(DATA FOR REVIEW begins)

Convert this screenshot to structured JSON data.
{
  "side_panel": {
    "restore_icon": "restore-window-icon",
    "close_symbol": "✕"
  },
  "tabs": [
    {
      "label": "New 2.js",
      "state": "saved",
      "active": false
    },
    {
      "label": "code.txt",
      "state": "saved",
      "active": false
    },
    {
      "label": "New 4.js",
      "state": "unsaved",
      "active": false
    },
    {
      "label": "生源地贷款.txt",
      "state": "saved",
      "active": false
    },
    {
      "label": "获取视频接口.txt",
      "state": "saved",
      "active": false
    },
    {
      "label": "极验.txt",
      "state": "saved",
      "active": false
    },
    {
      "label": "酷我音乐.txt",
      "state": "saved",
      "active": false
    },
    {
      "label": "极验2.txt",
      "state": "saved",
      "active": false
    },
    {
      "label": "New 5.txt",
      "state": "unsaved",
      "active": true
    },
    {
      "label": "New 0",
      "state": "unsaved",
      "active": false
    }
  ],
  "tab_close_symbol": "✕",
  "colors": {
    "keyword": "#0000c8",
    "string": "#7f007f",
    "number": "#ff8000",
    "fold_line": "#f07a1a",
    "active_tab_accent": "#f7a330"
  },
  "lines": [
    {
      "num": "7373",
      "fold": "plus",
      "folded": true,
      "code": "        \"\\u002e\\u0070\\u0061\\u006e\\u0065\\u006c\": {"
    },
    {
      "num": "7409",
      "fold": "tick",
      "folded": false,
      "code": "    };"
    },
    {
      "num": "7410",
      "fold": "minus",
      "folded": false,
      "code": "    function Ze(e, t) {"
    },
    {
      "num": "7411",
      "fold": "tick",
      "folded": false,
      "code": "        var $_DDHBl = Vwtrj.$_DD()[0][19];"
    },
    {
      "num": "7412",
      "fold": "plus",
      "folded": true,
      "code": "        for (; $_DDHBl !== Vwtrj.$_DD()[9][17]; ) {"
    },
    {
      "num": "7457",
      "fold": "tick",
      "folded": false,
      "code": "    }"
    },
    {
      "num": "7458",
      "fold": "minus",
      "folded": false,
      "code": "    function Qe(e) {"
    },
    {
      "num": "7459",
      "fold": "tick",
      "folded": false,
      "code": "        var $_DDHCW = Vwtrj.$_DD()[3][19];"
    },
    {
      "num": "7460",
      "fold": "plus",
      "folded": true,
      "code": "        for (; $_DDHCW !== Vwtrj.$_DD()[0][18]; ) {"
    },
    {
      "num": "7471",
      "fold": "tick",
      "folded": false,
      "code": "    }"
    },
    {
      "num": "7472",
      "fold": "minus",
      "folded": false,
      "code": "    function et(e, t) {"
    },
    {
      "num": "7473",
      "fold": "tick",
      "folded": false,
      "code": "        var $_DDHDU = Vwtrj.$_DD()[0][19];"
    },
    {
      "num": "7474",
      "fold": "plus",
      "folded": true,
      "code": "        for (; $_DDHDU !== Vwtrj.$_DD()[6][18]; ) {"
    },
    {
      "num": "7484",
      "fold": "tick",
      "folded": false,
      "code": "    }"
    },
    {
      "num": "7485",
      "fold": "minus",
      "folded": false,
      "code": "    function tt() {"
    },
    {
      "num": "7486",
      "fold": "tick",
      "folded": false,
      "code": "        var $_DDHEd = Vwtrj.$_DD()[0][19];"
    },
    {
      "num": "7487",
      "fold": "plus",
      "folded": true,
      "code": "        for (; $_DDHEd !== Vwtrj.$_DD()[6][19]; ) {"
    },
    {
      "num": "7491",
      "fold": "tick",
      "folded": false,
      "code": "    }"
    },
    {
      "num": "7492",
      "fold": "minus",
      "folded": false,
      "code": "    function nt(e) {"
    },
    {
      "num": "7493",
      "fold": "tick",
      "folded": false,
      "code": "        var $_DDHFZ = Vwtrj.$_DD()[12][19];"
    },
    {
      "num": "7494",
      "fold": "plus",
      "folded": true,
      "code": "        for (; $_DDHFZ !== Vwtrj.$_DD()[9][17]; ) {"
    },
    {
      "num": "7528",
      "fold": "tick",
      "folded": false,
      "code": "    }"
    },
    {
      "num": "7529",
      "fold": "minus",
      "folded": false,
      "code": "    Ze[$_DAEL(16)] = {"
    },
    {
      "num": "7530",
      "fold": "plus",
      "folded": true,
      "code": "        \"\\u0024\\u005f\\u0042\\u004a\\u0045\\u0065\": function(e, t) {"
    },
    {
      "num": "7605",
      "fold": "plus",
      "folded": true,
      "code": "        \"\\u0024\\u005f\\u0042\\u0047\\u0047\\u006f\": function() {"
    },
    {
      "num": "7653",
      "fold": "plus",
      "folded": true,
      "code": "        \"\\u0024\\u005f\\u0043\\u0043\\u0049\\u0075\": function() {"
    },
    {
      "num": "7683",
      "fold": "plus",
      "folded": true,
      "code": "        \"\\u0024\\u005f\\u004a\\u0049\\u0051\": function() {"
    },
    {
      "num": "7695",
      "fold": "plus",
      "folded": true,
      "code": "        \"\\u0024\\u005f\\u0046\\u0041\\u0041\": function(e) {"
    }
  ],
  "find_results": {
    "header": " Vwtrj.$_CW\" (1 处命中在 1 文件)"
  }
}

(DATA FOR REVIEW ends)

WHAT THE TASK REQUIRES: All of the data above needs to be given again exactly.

SOLUTION BELOW:
Convert this screenshot to structured JSON data.
{
  "side_panel": {
    "restore_icon": "restore-window-icon",
    "close_symbol": "✕"
  },
  "tabs": [
    {
      "label": "New 2.js",
      "state": "saved",
      "active": false
    },
    {
      "label": "code.txt",
      "state": "saved",
      "active": false
    },
    {
      "label": "New 4.js",
      "state": "unsaved",
      "active": false
    },
    {
      "label": "生源地贷款.txt",
      "state": "saved",
      "active": false
    },
    {
      "label": "获取视频接口.txt",
      "state": "saved",
      "active": false
    },
    {
      "label": "极验.txt",
      "state": "saved",
      "active": false
    },
    {
      "label": "酷我音乐.txt",
      "state": "saved",
      "active": false
    },
    {
      "label": "极验2.txt",
      "state": "saved",
      "active": false
    },
    {
      "label": "New 5.txt",
      "state": "unsaved",
      "active": true
    },
    {
      "label": "New 0",
      "state": "unsaved",
      "active": false
    }
  ],
  "tab_close_symbol": "✕",
  "colors": {
    "keyword": "#0000c8",
    "string": "#7f007f",
    "number": "#ff8000",
    "fold_line": "#f07a1a",
    "active_tab_accent": "#f7a330"
  },
  "lines": [
    {
      "num": "7373",
      "fold": "plus",
      "folded": true,
      "code": "        \"\\u002e\\u0070\\u0061\\u006e\\u0065\\u006c\": {"
    },
    {
      "num": "7409",
      "fold": "tick",
      "folded": false,
      "code": "    };"
    },
    {
      "num": "7410",
      "fold": "minus",
      "folded": false,
      "code": "    function Ze(e, t) {"
    },
    {
      "num": "7411",
      "fold": "tick",
      "folded": false,
      "code": "        var $_DDHBl = Vwtrj.$_DD()[0][19];"
    },
    {
      "num": "7412",
      "fold": "plus",
      "folded": true,
      "code": "        for (; $_DDHBl !== Vwtrj.$_DD()[9][17]; ) {"
    },
    {
      "num": "7457",
      "fold": "tick",
      "folded": false,
      "code": "    }"
    },
    {
      "num": "7458",
      "fold": "minus",
      "folded": false,
      "code": "    function Qe(e) {"
    },
    {
      "num": "7459",
      "fold": "tick",
      "folded": false,
      "code": "        var $_DDHCW = Vwtrj.$_DD()[3][19];"
    },
    {
      "num": "7460",
      "fold": "plus",
      "folded": true,
      "code": "        for (; $_DDHCW !== Vwtrj.$_DD()[0][18]; ) {"
    },
    {
      "num": "7471",
      "fold": "tick",
      "folded": false,
      "code": "    }"
    },
    {
      "num": "7472",
      "fold": "minus",
      "folded": false,
      "code": "    function et(e, t) {"
    },
    {
      "num": "7473",
      "fold": "tick",
      "folded": false,
      "code": "        var $_DDHDU = Vwtrj.$_DD()[0][19];"
    },
    {
      "num": "7474",
      "fold": "plus",
      "folded": true,
      "code": "        for (; $_DDHDU !== Vwtrj.$_DD()[6][18]; ) {"
    },
    {
      "num": "7484",
      "fold": "tick",
      "folded": false,
      "code": "    }"
    },
    {
      "num": "7485",
      "fold": "minus",
      "folded": false,
      "code": "    function tt() {"
    },
    {
      "num": "7486",
      "fold": "tick",
      "folded": false,
      "code": "        var $_DDHEd = Vwtrj.$_DD()[0][19];"
    },
    {
      "num": "7487",
      "fold": "plus",
      "folded": true,
      "code": "        for (; $_DDHEd !== Vwtrj.$_DD()[6][19]; ) {"
    },
    {
      "num": "7491",
      "fold": "tick",
      "folded": false,
      "code": "    }"
    },
    {
      "num": "7492",
      "fold": "minus",
      "folded": false,
      "code": "    function nt(e) {"
    },
    {
      "num": "7493",
      "fold": "tick",
      "folded": false,
      "code": "        var $_DDHFZ = Vwtrj.$_DD()[12][19];"
    },
    {
      "num": "7494",
      "fold": "plus",
      "folded": true,
      "code": "        for (; $_DDHFZ !== Vwtrj.$_DD()[9][17]; ) {"
    },
    {
      "num": "7528",
      "fold": "tick",
      "folded": false,
      "code": "    }"
    },
    {
      "num": "7529",
      "fold": "minus",
      "folded": false,
      "code": "    Ze[$_DAEL(16)] = {"
    },
    {
      "num": "7530",
      "fold": "plus",
      "folded": true,
      "code": "        \"\\u0024\\u005f\\u0042\\u004a\\u0045\\u0065\": function(e, t) {"
    },
    {
      "num": "7605",
      "fold": "plus",
      "folded": true,
      "code": "        \"\\u0024\\u005f\\u0042\\u0047\\u0047\\u006f\": function() {"
    },
    {
      "num": "7653",
      "fold": "plus",
      "folded": true,
      "code": "        \"\\u0024\\u005f\\u0043\\u0043\\u0049\\u0075\": function() {"
    },
    {
      "num": "7683",
      "fold": "plus",
      "folded": true,
      "code": "        \"\\u0024\\u005f\\u004a\\u0049\\u0051\": function() {"
    },
    {
      "num": "7695",
      "fold": "plus",
      "folded": true,
      "code": "        \"\\u0024\\u005f\\u0046\\u0041\\u0041\": function(e) {"
    }
  ],
  "find_results": {
    "header": " Vwtrj.$_CW\" (1 处命中在 1 文件)"
  }
}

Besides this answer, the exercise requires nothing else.